### WHAT IS EXPECTED
From the material below, list every line containing "false".

### MATERIAL SHOWN
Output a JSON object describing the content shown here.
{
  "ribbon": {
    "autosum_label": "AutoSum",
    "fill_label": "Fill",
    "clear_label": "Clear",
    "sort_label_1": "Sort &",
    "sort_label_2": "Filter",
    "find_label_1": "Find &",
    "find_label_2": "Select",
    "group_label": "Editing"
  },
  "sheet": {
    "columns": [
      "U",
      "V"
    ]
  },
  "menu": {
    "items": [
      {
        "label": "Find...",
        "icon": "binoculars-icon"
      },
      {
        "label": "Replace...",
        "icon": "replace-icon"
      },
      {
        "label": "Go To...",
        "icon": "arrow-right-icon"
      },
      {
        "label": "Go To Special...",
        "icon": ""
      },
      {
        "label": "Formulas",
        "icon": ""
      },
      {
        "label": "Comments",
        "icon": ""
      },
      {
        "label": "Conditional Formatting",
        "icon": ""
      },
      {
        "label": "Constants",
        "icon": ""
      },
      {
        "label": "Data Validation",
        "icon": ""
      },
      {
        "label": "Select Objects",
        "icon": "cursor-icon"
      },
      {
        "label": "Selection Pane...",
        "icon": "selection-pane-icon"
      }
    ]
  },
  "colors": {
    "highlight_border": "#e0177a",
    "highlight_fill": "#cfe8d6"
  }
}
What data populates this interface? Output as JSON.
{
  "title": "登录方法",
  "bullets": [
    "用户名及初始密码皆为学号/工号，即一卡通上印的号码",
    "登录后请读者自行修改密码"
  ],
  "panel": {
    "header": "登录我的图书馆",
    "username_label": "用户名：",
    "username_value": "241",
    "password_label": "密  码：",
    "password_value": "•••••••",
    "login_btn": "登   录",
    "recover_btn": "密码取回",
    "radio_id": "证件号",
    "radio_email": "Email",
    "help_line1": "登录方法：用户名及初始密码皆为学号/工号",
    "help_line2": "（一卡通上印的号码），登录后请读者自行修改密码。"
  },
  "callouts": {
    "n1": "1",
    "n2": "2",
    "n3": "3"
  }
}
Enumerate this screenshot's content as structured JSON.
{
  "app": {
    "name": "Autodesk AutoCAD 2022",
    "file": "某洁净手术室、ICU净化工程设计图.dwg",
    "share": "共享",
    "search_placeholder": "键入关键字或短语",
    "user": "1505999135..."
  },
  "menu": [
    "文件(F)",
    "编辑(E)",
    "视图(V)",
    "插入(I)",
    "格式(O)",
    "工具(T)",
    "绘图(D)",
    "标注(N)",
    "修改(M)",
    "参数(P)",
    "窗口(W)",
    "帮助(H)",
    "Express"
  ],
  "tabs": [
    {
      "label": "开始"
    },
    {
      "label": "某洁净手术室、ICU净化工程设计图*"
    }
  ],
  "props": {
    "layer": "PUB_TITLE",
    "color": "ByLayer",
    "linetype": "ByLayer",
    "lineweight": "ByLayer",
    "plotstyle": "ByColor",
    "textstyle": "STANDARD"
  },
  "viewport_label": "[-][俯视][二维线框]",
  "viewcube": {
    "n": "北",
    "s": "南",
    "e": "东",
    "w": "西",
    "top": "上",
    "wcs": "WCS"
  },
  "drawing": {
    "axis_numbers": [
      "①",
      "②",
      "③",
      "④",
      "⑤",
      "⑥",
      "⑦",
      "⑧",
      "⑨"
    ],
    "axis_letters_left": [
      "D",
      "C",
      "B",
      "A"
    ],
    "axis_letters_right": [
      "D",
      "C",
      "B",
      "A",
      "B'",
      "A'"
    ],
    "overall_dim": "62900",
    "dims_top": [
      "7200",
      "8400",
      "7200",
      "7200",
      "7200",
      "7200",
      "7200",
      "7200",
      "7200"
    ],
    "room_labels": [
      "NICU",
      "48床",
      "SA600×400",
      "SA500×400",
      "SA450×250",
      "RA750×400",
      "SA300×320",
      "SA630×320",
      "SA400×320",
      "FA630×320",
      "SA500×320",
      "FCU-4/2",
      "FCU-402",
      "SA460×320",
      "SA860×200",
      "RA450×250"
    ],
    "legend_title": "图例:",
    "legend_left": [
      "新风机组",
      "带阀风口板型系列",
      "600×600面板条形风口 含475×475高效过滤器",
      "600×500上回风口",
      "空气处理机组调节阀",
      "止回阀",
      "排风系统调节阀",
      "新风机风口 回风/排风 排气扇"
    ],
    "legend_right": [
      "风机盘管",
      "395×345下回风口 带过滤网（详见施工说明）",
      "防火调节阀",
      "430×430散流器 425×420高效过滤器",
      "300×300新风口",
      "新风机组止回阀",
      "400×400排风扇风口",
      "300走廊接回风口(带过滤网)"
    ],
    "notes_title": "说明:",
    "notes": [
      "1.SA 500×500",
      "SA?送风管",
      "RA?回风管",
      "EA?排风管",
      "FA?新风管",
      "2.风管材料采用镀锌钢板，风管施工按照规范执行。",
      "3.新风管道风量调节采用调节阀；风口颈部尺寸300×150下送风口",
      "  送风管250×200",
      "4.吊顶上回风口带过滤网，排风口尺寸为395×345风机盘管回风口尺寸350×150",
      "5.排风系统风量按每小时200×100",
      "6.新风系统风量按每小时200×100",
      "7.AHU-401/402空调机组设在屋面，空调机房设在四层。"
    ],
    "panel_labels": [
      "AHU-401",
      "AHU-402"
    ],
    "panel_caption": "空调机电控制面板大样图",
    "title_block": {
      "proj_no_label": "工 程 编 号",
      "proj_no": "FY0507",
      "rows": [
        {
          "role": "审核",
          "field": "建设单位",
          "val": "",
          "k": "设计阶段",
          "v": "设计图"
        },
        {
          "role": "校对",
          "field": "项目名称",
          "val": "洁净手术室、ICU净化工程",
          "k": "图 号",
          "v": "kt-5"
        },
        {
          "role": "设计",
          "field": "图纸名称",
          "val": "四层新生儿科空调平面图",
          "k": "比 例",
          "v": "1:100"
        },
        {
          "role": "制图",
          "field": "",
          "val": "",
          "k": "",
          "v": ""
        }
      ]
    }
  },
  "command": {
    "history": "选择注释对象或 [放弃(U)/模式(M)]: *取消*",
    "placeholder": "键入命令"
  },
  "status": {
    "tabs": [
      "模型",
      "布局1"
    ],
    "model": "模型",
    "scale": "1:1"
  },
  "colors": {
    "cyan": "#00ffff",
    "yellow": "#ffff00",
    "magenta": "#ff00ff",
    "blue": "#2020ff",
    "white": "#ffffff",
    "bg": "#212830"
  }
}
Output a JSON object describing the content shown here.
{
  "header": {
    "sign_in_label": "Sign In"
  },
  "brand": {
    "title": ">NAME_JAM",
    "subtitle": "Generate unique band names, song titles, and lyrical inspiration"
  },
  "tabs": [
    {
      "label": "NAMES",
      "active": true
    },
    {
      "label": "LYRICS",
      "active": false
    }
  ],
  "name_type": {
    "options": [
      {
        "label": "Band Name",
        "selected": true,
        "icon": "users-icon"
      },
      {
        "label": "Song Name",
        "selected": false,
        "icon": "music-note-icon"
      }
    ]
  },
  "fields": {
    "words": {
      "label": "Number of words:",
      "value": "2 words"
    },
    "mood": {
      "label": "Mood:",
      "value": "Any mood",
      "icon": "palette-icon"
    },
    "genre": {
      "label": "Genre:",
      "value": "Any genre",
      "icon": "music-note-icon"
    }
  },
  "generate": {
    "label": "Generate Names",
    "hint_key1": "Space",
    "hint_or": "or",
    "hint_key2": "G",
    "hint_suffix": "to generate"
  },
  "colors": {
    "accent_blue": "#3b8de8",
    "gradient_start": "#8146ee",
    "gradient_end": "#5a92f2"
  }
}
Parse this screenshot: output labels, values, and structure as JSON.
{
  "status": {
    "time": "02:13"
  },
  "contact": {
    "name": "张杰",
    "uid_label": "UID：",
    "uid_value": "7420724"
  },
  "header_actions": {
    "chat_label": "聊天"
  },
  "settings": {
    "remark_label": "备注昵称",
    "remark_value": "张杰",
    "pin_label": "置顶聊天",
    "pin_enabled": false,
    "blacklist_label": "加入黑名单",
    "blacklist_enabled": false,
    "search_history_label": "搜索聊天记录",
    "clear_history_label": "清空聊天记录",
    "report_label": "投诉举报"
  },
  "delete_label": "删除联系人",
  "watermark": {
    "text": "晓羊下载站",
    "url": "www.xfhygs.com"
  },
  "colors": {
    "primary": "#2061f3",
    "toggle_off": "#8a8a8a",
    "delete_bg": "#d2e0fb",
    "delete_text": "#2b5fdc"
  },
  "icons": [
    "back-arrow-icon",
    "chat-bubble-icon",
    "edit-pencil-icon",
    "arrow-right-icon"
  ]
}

### WRITTEN SOLUTION
      "active": false
        "selected": false,
    "pin_enabled": false,
    "blacklist_enabled": false,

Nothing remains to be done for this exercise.